Painter grew up in Southern California, working part-time for the design-build firm Hahn & Hoffman while still in high school. He earned a bachelor’s degree in landscape architecture from the University of California, Berkeley, in 1956, followed by a master’s degree in urban design from the Harvard Graduate School of Design a decade later. While at Berkeley, Painter was recommended for a part-time job with Lawrence Halprin & Associates (LH&A) by faculty member Mai Arbegast. Painter would join LH&A full-time after graduation. He also worked with John Carl Warnecke & Associates and for a brief time with landscape architect Peter E. Walker before founding his own firm, Michael Painter & Associates, in 1969 (the firm was renamed MPA Design in 1984).

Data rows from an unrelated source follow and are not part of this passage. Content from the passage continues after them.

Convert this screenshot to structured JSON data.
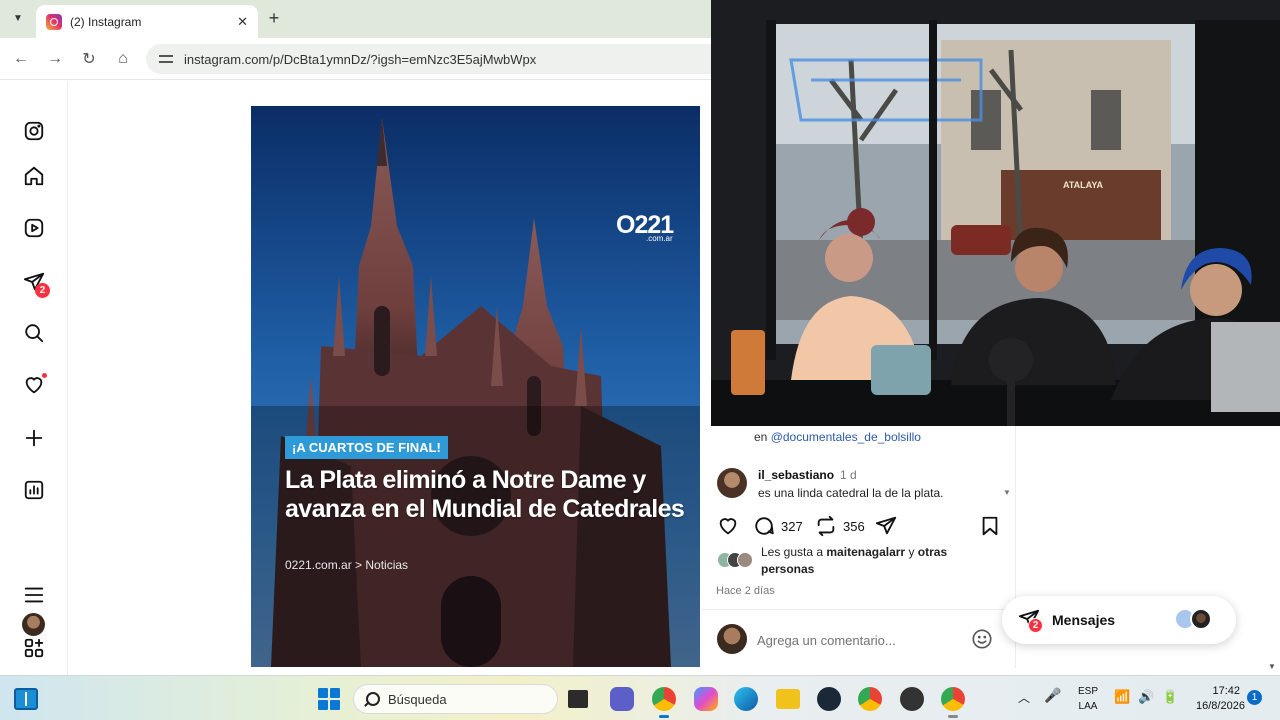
{
  "browser": {
    "tab_title": "(2) Instagram",
    "tab_close_glyph": "✕",
    "new_tab_glyph": "+",
    "url": "instagram.com/p/DcBta1ymnDz/?igsh=emNzc3E5ajMwbWpx"
  },
  "sidebar": {
    "items": [
      {
        "name": "instagram-logo-icon"
      },
      {
        "name": "home-icon"
      },
      {
        "name": "reels-icon"
      },
      {
        "name": "direct-messages-icon",
        "badge": "2"
      },
      {
        "name": "search-icon"
      },
      {
        "name": "notifications-heart-icon",
        "dot": true
      },
      {
        "name": "create-plus-icon"
      },
      {
        "name": "dashboard-icon"
      },
      {
        "name": "profile-avatar"
      },
      {
        "name": "more-menu-icon"
      },
      {
        "name": "also-from-meta-icon"
      }
    ]
  },
  "post": {
    "logo": "O221",
    "logo_sub": ".com.ar",
    "badge": "¡A CUARTOS DE FINAL!",
    "headline": "La Plata eliminó a Notre Dame y avanza en el Mundial de Catedrales",
    "source": "0221.com.ar > Noticias"
  },
  "panel": {
    "credit_prefix": "en",
    "credit_link": "@documentales_de_bolsillo",
    "comment": {
      "user": "il_sebastiano",
      "time": "1 d",
      "text": "es una linda catedral la de la plata."
    },
    "comments_count": "327",
    "reposts_count": "356",
    "likes_prefix": "Les gusta a",
    "likes_user": "maitenagalarr",
    "likes_mid": "y",
    "likes_others": "otras personas",
    "date": "Hace 2 días",
    "input_placeholder": "Agrega un comentario..."
  },
  "messages": {
    "label": "Mensajes",
    "badge": "2"
  },
  "webcam": {
    "sign_text": "ATALAYA"
  },
  "taskbar": {
    "search_placeholder": "Búsqueda",
    "lang_top": "ESP",
    "lang_bottom": "LAA",
    "time": "17:42",
    "date": "16/8/2026",
    "notifications": "1"
  },
  "colors": {
    "instagram_red": "#ff3040",
    "link_blue": "#2b5aa8",
    "badge_blue": "#2f9ad8",
    "windows_blue": "#0a78d4"
  }
}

Painter completed more than 850 projects over the course of his career. Among his well-known projects was a proposal to replace Doyle Drive, an elevated roadway through the Presidio National Park that connected the Golden Gate Bridge with the city’s street grid. After the 1989 Loma Prieta earthquake compromised the roadway’s structural integrity, Painter proposed replacing it with a tunnel underneath the park. Over the next 25 years, he collaborated with the California Department of Transportation to realize this vision in what would become the Presidio Parkway, completed in 2017.
Painter’s other notable projects in the Bay Area include the AT&T Administrative Center, the Genentech Campus, the HP Corporate Headquarters, and the Great Highway/Ocean Beach Re-Construction. Committed to community service, he served on the San Francisco Architectural Heritage Board and the San Francisco Planning and Urban Research Advisory Committee (SPUR). Painter was named a Fellow of the American Society of Landscape Architects in 1987. He died of cancer at his home in Mill Valley, California, in June 2018.